Can SDP’s proposed healthcare expenditures be sustained for ten years or more?
When we talk about sustainability, we need to understand that sustainability issues not only exist for government spending or total spending on the healthcare system (THE). There are sustainability issues for the patient, patient’s family, the economy and society as a whole. We know the current system has serious sustainability issues for the patient and patient’s family, and that the SDP’s plan is very focused on tackling these issues.
Government spending on healthcare system is sustainable as long as the universal healthcare system gives evidence-based policies due consideration and priority. This is why the vast majority of OECD countries that have universal healthcare have not found any reason abandon this approach. Those who are worried about sustainability of the government spending are attempting to tackle the issue from the evidence side and they are not convinced about shifting to a non-universal healthcare approach. They do not find evidence to support that kind of policy shift.
So as long as the SDP’s healthcare plan continues to give priority to what works and what doesn’t, the plan will be sustainable.
How will SDP’s proposed plans reduce the costs of CIHE and CIHS?
It is the universal healthcare character of SDP’s plans that will reduce CIHE and CIHS better than the current system.
If one looks at universal healthcare models across the world, every model reduces CIHE and CIHS at the different rates.
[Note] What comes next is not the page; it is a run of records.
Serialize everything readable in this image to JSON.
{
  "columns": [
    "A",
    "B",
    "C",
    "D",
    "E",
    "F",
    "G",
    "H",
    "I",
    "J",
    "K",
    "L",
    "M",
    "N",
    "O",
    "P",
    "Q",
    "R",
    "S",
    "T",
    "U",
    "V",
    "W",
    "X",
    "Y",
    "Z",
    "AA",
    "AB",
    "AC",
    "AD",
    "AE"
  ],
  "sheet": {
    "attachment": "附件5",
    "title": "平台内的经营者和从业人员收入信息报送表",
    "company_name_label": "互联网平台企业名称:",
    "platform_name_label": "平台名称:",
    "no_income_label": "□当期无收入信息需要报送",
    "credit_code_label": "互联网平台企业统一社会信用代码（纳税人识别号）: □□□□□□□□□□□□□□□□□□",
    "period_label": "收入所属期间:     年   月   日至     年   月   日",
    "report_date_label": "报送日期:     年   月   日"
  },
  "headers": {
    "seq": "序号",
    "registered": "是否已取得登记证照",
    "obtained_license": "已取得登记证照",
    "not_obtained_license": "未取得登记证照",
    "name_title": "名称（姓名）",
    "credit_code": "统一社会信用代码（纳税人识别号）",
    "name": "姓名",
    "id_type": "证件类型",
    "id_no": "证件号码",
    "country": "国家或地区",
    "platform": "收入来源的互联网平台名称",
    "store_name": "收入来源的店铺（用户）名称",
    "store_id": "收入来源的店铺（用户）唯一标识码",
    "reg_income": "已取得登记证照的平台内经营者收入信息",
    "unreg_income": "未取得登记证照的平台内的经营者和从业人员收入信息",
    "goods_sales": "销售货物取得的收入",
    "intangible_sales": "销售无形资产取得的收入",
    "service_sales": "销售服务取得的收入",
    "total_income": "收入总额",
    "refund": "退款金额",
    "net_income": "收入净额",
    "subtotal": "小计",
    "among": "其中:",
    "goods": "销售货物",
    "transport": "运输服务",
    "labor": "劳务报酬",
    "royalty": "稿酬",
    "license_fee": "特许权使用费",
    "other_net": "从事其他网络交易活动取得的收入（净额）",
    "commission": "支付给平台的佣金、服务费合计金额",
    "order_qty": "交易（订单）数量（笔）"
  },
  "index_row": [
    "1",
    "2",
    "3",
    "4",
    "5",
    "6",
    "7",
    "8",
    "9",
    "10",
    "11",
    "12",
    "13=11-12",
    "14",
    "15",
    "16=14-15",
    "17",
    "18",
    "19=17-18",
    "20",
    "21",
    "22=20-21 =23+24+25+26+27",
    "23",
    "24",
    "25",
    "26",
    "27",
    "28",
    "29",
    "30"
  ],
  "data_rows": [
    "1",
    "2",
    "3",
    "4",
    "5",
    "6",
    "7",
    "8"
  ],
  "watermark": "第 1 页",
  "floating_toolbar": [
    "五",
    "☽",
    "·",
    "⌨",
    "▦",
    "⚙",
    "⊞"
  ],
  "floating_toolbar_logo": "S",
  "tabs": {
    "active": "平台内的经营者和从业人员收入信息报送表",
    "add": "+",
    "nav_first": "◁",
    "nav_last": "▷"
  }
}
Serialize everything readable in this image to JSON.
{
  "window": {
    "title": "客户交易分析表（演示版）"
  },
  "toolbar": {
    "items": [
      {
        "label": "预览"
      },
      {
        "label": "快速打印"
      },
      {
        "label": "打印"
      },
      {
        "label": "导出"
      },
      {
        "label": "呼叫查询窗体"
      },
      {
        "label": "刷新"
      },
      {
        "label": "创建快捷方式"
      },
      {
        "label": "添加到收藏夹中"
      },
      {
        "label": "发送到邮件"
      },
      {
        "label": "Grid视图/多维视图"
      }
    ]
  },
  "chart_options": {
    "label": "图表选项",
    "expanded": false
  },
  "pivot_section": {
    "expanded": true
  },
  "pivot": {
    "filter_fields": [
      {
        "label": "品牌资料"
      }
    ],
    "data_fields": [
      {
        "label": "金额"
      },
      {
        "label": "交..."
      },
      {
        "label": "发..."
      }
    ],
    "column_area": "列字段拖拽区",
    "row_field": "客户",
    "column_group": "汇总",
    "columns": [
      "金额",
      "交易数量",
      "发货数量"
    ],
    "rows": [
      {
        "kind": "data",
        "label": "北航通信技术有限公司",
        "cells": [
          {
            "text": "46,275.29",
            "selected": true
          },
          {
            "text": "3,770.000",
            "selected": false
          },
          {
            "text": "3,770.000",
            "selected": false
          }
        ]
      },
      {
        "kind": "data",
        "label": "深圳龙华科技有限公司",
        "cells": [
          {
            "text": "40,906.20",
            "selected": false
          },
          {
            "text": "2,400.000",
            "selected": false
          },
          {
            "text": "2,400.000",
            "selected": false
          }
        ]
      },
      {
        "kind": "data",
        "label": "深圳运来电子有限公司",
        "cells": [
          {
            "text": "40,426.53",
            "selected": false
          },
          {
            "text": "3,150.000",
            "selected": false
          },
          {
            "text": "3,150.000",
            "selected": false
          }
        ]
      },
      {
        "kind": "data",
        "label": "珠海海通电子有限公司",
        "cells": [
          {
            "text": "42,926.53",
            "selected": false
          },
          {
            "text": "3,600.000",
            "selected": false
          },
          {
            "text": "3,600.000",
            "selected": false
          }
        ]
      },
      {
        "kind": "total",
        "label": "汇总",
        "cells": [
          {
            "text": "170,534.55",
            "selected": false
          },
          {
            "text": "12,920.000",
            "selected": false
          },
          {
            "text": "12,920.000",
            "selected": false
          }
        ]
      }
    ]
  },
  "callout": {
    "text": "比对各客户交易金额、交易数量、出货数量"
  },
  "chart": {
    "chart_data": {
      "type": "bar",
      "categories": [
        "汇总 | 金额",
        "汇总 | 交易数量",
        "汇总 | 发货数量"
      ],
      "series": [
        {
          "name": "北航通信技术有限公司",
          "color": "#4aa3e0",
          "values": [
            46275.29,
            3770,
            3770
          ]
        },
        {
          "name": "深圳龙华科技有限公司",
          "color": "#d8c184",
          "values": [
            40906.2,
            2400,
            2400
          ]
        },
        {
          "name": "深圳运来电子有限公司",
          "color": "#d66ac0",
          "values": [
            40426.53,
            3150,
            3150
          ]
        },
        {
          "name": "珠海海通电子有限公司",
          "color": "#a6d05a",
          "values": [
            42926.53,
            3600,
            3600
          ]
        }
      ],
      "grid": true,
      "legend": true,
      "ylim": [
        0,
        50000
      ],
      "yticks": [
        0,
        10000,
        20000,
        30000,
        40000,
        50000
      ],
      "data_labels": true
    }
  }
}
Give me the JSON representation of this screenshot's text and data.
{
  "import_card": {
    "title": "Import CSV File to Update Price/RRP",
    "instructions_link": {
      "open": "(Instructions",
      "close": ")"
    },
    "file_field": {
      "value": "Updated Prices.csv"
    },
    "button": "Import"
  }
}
This is due to several factors, one of which is that evidence-based care is implemented at a different pace (because evidence is gathered at a different pace).
How effective the SDP’s plan is in reducing the CIHE and CIHS is dependent on the speed it generates evidence on the effectiveness and cost-effectiveness of the programme and how quickly the information is used in adjusting the system.
What is your advice to Singaporeans?
One, the shift to universal healthcare is a no-brainer. What we need to worry about is what type or features of universal healthcare Singapore should adopt. This decision should be guided by scientific evidence and not ideology of politicians and policy-makers.
To achieve sustainability in the universal healthcare system after implementation, we need to focus on continually evaluating the effectiveness and cost-effectiveness of the system, bearing in mind that every universal healthcare system progresses at different speeds depending on how the system is set up and implemented. It is, therefore, important to pay attention these.
Two, we need to also focus on the range and magnitude of the burden that diseases impose on a society and the economy as a whole when we talk about healthcare costs and not limit ourselves to looking at spending on the healthcare system alone.
Ansari Abudeen is a Singaporean working as a health economist in the National Drug and Alcohol Research Centre, Faculty of Medicine, University of New South Wales. He is also a PhD candidate. In 2011, one of his research projects won a national award for research excellence. Ansari has also provided consultancy on evaluating cost effectiveness of communtiy pharmacy service provisions and economic value of asthma research. Currently, he is providing consultancy to a state ministry of health, Indigenous community organisations and service providers in Australia on implementing frameworks to monitor and evaluate health outcomes.